Nayvis explains that only 12 people are in charge of overseeing every aspect of this public bike project.
With regards of distribution of earnings among the different bodies involved, she adds that Velo Cuba members and the main managers of Ha’BiCi keep the small profit that the project generates, because the service is cheap.
“How lucky we’ve been that Velo Cuba hasn’t had to invest money for the public bike project, as Ha’BiCi has managed to cover its expenses with its own revenue and the net profit goes to the operator which is Velo Cuba in this case, the government doesn’t receive anything for the project, nor does any other institution.
“It has been designed so that the revenue it brings in, the result of renting bikes out, are enough to pay workers in the system, to pay for the upkeep of bikes and other expenses such as water, electricity, supplies, raw materials and materials,” Nayvis says about the distribution of earnings.
She says that she is very happy that there has been a small profit in the few short months the project has been up and running, and that there haven’t been any losses.
Challenges to getting about better with Ha’BiCi
The Basque Government’s donation to the Ha’BiCi project also included spare parts, as well as the 60 bikes that came to Cuba. They expect that these supplies will keep the project running for a year, more or less.
They hope that different government bodies will help out with future investments, which will be necessary because of the natural wear and tear of the bikes.
Velo Cuba’s role in this regard, has been very clear until now. They will run the project because this is what was negotiated within the scope of the project and because they can’t import equipment either. Even if they could, the prices they offer this service to the public for wouldn’t allow them to accummulate a sum which could be destined for imports.
“We aren’t authorized to import anything.

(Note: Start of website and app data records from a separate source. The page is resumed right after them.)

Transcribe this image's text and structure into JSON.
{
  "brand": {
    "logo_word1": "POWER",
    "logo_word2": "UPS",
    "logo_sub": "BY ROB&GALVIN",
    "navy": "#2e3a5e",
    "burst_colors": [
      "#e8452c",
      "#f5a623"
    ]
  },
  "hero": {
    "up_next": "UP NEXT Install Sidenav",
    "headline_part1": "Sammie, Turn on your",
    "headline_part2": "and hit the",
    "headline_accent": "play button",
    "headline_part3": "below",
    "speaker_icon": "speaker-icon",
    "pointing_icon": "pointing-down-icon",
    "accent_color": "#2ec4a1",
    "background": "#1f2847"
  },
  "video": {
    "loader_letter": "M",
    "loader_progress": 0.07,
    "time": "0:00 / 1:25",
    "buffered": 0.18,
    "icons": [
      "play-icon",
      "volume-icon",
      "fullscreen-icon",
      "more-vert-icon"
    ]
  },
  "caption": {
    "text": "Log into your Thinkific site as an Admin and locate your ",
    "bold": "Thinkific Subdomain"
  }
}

No Cuban entrepreneur can import. Therefore, even if we wanted to, we couldn’t. The so-called “intermediary” in this case, the City Historian’s Office, doesn’t really serve as such; it is rather the supplier and it is the real support for the project’s existence; because no private owner right now would be able to take on a project of this kind, I believe, not only because of the resources needed, but also because of the prices it upholds,” Nayvis explains.
Every month, representatives fom every party involved in the Ha’BiCi project, especially Havana City Historian’s Office and the province’s transport directorate, meet up with Velo Cuba members to discover how it’s playing out and to round up general statistics so they can evaluate them.
There are other follow-up meetings with the project’s foreign donors, that is to say, Tecnalia, whose directors come to Cuba to see how the initiative is developing.
These different institutions continue to check in with Ha’BiCi. At every meeting, you can hear Velo Cuba’s members voicing their concerns so they can perfect the first public bike service in Havana. If this synergy between the private and state sector works, it could lead to this service being multiplied in other parts of the city and country.